WASHINGTON – Despite their opposite approaches, California and Florida have seen almost identical outcomes in COVID-19 case rates. While Florida has worked to stay open, California has pursued strict lockdowns.
In Florida, schools are open, something Republican Gov. Ron DeSantis touted in his March State of the State address.
"Florida schools are open and we are one of only a handful of states in which every parent has the right to send their child to school in person," he said.
In California, schools are still widely locked down, which Democratic Gov. Gavin Newsom addressed in his own State of the State address.
"Working together with parents and teachers and school leaders we've turned the conversation to whether to reopen to when," said Newsom.
Newsom ordered the nation's first statewide COVID shutdowns and continues to maintain a mask mandate. Indoor dining and other activities are strictly limited in California too.
Meanwhile, Florida has no statewide restrictions and DeSantis is not allowing cities to fine people who don't wear masks.
"Every business in Florida has the right to operate," DeSantis said in his address. "Over these many months we've stood up for small family owned businesses and saved thousands of them from ruin."
California's slow reopening is expected to gain speed in April.
"Because California, we're not going to come crawling back," said Newsom. "We will roar back."
But all the severe restrictions might be for naught. The CDC says since COVID began, California and Florida have had nearly the same case rate, around 8,900 per 100,000 people. They also fall side by side in death rate, Florida ranked 27th among states and California 28th.
In terms of unemployment, right now Florida sits at 5.1 percent. California is at 9.3 percent.
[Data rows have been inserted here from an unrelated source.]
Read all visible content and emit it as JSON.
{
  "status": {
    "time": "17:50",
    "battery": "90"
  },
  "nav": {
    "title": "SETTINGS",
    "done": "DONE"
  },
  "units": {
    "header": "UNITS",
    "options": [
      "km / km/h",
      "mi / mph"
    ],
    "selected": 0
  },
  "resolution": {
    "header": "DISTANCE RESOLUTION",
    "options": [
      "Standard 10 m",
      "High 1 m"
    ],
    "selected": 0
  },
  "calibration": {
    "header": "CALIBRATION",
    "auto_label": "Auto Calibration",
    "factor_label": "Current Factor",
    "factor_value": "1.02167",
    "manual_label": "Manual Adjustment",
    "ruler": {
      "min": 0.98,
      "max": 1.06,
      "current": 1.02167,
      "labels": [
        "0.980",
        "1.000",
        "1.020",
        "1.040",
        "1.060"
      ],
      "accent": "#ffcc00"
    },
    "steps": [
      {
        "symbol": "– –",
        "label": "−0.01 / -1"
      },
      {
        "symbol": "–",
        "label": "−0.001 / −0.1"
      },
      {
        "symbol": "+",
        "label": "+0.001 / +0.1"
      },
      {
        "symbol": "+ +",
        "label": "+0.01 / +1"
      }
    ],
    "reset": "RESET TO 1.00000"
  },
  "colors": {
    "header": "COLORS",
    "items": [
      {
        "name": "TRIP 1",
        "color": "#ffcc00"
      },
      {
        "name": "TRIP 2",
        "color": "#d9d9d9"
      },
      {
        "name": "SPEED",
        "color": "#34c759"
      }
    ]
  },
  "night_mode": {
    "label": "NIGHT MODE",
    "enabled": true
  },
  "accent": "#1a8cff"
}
"I've been to those two states in the last month. It's like Venus and Mars," economist Stephen Moore told CBN News. "Florida is open for business. Schools are open. Stores are open. The restaurants are open, the churches are open. People are getting up and about. California is just the opposite. Everything's pretty much locked down."
CBN medical reporter Lorie Johnson says it's a question of human behavior and responsibility.
"The question is can the government control human behavior or should we rely on self-control?" said Johnson. "Florida has an extremely high number of senior citizens and what we saw in Florida were these senior citizens controlling themselves, locking themselves down, if you will."
These latest figures come as California Republicans help organize a recall against Newsom that's drawn nearly two-million petition signatures, which is 500,000 more signatures than what's needed before Wednesday's deadline.